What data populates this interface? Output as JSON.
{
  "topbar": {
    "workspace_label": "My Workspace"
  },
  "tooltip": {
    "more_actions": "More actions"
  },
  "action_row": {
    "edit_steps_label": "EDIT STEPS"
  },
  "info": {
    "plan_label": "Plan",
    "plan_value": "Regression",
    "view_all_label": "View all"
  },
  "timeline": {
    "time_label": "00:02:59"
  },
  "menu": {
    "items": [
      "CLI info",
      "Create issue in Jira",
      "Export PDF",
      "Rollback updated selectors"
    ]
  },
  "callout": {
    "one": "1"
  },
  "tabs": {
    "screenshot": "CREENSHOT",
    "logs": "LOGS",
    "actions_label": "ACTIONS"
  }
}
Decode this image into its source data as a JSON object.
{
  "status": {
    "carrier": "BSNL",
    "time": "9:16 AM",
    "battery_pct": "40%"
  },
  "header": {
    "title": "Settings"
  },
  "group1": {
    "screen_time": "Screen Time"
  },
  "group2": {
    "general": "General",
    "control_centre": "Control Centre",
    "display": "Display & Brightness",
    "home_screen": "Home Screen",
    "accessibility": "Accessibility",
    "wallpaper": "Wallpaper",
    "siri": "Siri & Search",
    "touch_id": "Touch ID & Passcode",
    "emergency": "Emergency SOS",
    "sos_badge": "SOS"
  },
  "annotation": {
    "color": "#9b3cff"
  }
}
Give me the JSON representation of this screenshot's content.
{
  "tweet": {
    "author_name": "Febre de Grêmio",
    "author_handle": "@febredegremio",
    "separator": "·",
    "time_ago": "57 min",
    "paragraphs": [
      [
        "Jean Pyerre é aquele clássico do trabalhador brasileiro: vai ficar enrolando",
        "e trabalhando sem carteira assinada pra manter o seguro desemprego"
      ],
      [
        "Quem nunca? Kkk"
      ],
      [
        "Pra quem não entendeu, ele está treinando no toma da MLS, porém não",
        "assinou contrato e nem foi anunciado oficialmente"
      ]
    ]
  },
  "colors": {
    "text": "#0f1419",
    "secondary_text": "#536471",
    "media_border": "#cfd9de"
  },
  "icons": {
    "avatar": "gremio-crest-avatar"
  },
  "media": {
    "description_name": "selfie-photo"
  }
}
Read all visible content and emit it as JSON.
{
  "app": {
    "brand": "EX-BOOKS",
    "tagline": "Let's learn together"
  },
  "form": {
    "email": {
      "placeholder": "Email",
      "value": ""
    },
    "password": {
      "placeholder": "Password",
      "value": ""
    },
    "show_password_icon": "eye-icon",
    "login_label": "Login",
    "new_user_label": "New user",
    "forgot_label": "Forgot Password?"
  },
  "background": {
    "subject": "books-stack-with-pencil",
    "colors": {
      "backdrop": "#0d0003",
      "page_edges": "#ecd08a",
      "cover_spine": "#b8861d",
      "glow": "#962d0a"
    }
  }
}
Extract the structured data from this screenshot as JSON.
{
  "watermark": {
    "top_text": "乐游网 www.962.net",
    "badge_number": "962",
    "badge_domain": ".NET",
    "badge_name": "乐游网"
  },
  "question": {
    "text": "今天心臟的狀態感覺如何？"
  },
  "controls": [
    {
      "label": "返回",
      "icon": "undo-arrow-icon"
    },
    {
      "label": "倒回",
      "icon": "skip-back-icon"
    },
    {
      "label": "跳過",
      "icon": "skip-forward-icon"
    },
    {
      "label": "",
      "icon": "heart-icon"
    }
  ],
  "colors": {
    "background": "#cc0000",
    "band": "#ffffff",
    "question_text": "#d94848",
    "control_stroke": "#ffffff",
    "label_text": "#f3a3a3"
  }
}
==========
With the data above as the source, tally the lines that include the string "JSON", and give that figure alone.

(Task response) 5